Guest More than 1 year ago
This is an ideal book for a knowledgeable and self-motivated IPv4 network engineer to pick up and learn a great deal about IPv6 - especially about IPv6 as it is being deployed today in enterprise and ISP networks. The book is certainly not for beginners to networking - the book moves quickly to emphasize the differences between IPv4 and IPv6, assuming you are a pretty advanced IPv4 engineer to begin. But, this conciseness is one of the books great strengths. It assumes you can pickup the basics quickly (the first few chapters provide an excellent but accelerated recap of the basics) or from one of the many references the book provides, and instead focused on information you don't see in IPv6 books as much - deployment issues, innovative solutions, and throughout - real-world insight. The book is absolutely up-to-date. It is my 'go to' book on advanced IPv6 deployment strategies, and should be on every budding IPv6 engineer¿s bookshelf. Right in the front.
Guest More than 1 year ago
This book is targeted toward network service provider engineers.

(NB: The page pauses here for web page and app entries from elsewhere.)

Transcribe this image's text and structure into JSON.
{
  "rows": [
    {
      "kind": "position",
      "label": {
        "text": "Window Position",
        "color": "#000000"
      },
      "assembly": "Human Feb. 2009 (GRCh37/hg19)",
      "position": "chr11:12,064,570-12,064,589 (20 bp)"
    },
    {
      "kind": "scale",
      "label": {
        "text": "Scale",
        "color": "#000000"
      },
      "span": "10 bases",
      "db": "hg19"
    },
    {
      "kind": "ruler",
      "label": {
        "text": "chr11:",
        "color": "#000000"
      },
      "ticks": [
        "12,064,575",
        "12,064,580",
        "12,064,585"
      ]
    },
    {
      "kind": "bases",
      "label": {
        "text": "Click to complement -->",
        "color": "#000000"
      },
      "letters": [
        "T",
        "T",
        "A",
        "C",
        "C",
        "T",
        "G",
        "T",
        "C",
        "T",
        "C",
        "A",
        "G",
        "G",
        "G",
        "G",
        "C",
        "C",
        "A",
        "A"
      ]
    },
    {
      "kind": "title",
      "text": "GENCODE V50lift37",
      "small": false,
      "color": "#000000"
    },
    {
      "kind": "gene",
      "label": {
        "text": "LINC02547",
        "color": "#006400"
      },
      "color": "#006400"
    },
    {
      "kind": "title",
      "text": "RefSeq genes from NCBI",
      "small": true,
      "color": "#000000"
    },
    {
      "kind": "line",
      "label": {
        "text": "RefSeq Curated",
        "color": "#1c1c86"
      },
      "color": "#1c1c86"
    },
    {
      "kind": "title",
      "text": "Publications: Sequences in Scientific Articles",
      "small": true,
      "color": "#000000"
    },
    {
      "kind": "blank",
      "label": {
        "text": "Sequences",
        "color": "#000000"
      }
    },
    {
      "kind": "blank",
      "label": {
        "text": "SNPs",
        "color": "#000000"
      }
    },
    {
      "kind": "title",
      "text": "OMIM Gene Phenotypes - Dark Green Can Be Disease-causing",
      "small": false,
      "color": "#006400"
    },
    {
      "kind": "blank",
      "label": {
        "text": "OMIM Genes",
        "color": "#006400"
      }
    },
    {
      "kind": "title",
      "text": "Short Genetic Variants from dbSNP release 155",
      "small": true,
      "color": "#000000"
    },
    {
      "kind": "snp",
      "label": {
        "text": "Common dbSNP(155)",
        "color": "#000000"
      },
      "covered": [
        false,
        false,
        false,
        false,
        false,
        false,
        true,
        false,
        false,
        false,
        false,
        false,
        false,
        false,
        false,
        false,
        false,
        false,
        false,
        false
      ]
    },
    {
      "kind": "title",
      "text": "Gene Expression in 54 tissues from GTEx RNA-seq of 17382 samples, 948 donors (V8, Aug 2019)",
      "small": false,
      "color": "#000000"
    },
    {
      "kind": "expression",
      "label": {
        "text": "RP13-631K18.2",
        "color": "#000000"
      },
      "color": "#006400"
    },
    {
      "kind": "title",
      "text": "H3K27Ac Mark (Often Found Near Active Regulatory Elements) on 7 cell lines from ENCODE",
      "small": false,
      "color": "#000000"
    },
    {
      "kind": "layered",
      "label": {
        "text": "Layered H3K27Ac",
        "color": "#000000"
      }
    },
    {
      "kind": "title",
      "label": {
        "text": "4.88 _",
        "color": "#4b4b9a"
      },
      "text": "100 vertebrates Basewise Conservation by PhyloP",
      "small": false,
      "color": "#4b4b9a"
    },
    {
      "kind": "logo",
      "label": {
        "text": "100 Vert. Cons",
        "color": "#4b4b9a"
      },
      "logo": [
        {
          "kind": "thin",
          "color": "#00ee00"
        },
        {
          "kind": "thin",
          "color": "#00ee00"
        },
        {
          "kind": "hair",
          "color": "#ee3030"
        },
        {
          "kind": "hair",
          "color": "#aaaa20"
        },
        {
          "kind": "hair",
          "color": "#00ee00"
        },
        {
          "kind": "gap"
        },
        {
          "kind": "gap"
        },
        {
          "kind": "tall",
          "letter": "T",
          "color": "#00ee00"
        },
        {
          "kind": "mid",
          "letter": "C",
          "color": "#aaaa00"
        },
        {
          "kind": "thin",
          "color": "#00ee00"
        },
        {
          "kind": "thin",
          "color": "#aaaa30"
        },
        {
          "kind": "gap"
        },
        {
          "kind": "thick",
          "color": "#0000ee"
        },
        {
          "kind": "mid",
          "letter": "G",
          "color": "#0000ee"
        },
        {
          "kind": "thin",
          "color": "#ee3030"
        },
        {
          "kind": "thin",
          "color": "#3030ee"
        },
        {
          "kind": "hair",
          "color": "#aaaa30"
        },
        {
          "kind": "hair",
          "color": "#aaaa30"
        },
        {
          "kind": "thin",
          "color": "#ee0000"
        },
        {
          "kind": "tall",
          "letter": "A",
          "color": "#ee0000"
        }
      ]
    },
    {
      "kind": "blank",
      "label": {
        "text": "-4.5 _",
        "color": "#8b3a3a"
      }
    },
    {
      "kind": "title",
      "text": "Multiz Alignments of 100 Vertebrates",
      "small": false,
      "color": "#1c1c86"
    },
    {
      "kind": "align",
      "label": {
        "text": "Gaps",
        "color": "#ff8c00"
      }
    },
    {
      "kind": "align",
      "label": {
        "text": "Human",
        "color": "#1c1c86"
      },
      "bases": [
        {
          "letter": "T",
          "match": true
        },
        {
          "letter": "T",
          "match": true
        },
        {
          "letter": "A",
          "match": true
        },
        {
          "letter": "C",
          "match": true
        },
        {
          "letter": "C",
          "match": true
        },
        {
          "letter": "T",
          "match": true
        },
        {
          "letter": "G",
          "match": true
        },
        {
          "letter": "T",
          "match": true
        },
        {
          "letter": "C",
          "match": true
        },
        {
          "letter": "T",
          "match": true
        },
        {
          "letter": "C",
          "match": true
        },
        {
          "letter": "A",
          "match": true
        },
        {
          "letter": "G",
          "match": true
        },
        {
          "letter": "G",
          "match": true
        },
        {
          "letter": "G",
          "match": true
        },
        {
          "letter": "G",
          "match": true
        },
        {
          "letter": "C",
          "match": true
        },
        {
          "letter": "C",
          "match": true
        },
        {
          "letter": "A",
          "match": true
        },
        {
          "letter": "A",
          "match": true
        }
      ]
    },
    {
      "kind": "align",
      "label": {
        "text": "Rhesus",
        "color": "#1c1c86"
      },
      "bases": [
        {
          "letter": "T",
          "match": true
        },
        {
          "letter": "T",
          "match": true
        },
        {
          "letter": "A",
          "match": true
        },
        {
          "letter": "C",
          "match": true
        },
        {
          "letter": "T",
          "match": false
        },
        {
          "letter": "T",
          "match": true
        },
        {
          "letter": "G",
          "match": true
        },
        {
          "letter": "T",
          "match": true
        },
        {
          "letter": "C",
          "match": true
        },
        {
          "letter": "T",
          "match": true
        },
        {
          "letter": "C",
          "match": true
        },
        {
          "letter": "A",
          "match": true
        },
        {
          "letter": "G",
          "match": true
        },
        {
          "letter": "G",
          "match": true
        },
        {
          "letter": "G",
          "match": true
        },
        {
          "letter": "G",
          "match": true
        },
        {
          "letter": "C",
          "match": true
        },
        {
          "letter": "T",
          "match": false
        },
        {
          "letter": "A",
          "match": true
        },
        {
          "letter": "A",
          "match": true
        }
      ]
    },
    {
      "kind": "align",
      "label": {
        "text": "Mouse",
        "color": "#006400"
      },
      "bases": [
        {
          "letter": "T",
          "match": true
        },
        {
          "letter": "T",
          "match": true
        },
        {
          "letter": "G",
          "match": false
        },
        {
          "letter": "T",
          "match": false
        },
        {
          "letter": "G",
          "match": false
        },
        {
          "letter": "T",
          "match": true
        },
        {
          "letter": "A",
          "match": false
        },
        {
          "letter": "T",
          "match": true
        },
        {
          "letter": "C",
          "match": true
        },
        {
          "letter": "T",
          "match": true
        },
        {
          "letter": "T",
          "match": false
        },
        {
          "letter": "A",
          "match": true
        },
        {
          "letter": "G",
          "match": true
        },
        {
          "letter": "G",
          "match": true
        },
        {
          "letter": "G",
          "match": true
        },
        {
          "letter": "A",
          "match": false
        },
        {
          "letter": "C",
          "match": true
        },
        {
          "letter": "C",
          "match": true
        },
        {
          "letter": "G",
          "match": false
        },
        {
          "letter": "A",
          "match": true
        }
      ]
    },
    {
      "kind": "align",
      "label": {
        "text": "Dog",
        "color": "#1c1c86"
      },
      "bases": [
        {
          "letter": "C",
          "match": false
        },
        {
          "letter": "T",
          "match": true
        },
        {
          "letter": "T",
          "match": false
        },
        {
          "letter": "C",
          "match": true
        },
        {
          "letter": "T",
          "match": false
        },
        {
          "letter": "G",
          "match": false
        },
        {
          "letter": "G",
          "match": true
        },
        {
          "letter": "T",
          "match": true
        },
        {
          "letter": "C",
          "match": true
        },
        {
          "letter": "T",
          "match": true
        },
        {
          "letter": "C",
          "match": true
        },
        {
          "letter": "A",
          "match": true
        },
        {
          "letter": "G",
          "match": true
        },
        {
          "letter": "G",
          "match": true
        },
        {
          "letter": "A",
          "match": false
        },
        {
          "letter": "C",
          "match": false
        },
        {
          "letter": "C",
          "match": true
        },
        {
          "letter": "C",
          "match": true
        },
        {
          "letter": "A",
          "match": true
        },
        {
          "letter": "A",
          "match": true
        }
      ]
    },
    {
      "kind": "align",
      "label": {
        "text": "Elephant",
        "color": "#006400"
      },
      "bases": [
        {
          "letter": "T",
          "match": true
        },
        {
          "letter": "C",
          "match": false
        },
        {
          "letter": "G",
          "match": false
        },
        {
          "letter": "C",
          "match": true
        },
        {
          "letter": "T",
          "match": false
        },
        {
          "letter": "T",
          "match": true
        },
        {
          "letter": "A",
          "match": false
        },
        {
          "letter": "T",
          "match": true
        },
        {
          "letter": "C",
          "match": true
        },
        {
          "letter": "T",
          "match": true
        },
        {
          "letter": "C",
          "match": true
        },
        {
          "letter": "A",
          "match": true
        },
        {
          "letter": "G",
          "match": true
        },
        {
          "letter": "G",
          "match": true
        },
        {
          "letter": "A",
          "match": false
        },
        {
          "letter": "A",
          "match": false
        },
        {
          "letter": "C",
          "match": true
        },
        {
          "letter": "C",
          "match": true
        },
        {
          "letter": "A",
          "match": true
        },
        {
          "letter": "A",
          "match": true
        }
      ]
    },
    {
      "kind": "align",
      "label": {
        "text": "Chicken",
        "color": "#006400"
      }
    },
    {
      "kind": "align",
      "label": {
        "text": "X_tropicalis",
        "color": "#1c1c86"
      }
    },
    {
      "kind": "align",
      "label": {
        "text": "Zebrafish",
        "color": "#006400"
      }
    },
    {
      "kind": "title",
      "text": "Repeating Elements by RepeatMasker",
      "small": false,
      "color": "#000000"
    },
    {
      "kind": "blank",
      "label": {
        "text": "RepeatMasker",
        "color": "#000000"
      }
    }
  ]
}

It is ¿cutting edge¿ in that some parts of it deal with technology that is not only not deployed in production yet, but is only in draft form in the standards community. Also ambitious enterprise network administrators may want to stretch their understanding of the next generation global transport protocol. Deploying IPv6 Networks is both an exhaustive analogy of the many uses of IPv6 and also a how-to manual with many configuration examples. Chapters 12 through 15 are dedicated to deployment Case studies for both ISPs and company networks. The book became most interesting to me in Chapter 8, Advanced Services ¿ Ipv6 Mobility. This chapter covers the challenges of keeping a globally unique address while roaming to different parts of the planet. There is a thorough explanation of the roles that Cisco routers can play in relaying traffic to the ever changing location of mobile users. Chapter 2 is a good refresher of the basics of IPv6 as described in the RFCs. The author gives good reference throughout the book for further research on each topic, such as RFCs and other books that specialize on topics like VPNs and Security. The diagrams, that are spaced every few pages, give clarity to the subject. Finally, the book is balanced and realistic in its philosophy of the technology. That is the writers are not naïve about the problems with implementing IPv6 and they address this in every chapter. Technology usually changes so rapidly we spend all our time just trying to catch up. The slow start of IPv6 gives us no excuse for being unprepared when the next killer application or device demands its implementation in our network. Reading Deploying IPv6 Networks is sure to pay off.